App and web page records
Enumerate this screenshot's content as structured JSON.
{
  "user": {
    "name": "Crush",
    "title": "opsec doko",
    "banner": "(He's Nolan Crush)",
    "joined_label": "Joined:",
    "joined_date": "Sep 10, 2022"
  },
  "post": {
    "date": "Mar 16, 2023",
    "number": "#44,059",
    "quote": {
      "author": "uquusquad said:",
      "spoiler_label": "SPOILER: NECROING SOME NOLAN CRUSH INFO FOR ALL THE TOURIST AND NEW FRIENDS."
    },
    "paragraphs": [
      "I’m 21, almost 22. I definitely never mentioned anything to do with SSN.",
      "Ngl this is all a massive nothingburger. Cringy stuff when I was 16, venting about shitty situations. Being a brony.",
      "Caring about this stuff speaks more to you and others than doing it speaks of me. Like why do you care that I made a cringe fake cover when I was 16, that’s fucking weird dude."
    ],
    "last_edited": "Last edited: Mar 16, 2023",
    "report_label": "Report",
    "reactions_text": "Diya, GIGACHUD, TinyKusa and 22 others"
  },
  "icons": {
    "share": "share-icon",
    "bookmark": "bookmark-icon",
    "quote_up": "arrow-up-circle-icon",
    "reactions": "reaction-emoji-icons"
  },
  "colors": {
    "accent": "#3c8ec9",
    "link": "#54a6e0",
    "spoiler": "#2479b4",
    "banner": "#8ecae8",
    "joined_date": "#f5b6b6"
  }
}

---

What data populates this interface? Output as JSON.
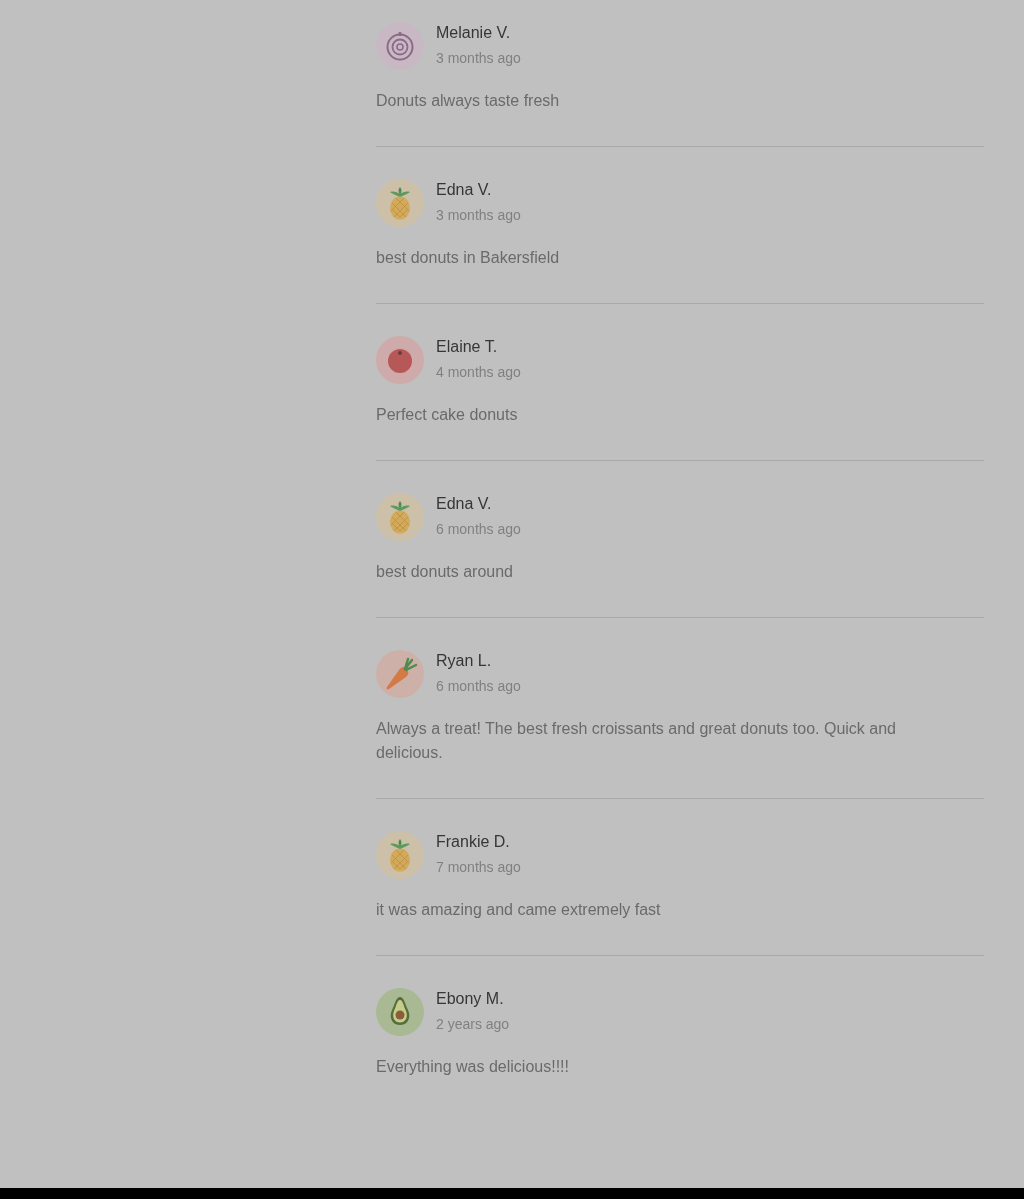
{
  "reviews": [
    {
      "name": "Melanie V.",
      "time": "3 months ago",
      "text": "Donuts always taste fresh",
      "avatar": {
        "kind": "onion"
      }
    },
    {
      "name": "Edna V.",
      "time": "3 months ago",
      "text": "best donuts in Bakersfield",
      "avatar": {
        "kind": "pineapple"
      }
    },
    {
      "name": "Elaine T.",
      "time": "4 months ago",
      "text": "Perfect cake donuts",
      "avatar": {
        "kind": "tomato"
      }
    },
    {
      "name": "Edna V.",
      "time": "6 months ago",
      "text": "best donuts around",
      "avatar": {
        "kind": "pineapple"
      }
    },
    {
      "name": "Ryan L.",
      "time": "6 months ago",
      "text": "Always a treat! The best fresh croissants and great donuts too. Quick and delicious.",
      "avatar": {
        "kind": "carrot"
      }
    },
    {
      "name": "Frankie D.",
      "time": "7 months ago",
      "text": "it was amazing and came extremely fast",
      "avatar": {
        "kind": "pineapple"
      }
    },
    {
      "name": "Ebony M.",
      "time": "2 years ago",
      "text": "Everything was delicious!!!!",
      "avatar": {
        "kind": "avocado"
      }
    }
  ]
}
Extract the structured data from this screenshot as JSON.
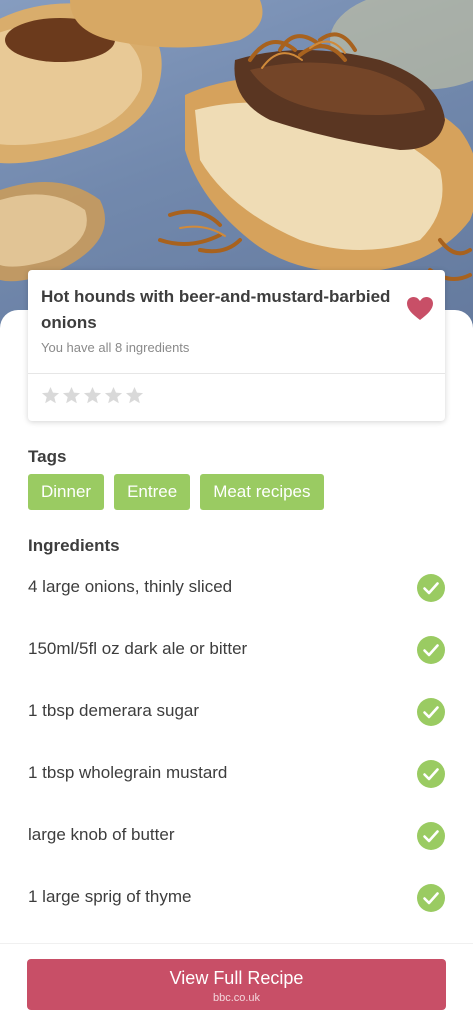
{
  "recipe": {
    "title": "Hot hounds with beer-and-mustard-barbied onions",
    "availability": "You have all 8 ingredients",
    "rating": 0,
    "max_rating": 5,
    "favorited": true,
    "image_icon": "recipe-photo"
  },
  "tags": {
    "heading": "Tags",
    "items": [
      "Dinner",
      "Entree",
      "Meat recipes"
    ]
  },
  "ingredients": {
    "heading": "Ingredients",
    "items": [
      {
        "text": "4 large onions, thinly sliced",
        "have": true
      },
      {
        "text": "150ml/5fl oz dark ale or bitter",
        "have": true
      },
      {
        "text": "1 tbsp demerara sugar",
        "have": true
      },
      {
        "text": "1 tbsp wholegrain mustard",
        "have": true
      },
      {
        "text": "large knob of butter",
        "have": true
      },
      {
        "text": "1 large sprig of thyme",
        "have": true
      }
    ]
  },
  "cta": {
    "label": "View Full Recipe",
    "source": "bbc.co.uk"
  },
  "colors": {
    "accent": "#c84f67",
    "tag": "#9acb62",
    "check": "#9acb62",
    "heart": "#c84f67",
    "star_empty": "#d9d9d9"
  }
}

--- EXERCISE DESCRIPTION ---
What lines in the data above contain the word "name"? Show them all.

--- RESULT OF THE TASK ---
    "name": "Crush",
      "name": "Melanie V.",
      "name": "Edna V.",
      "name": "Elaine T.",
      "name": "Edna V.",
      "name": "Ryan L.",
      "name": "Frankie D.",
      "name": "Ebony M.",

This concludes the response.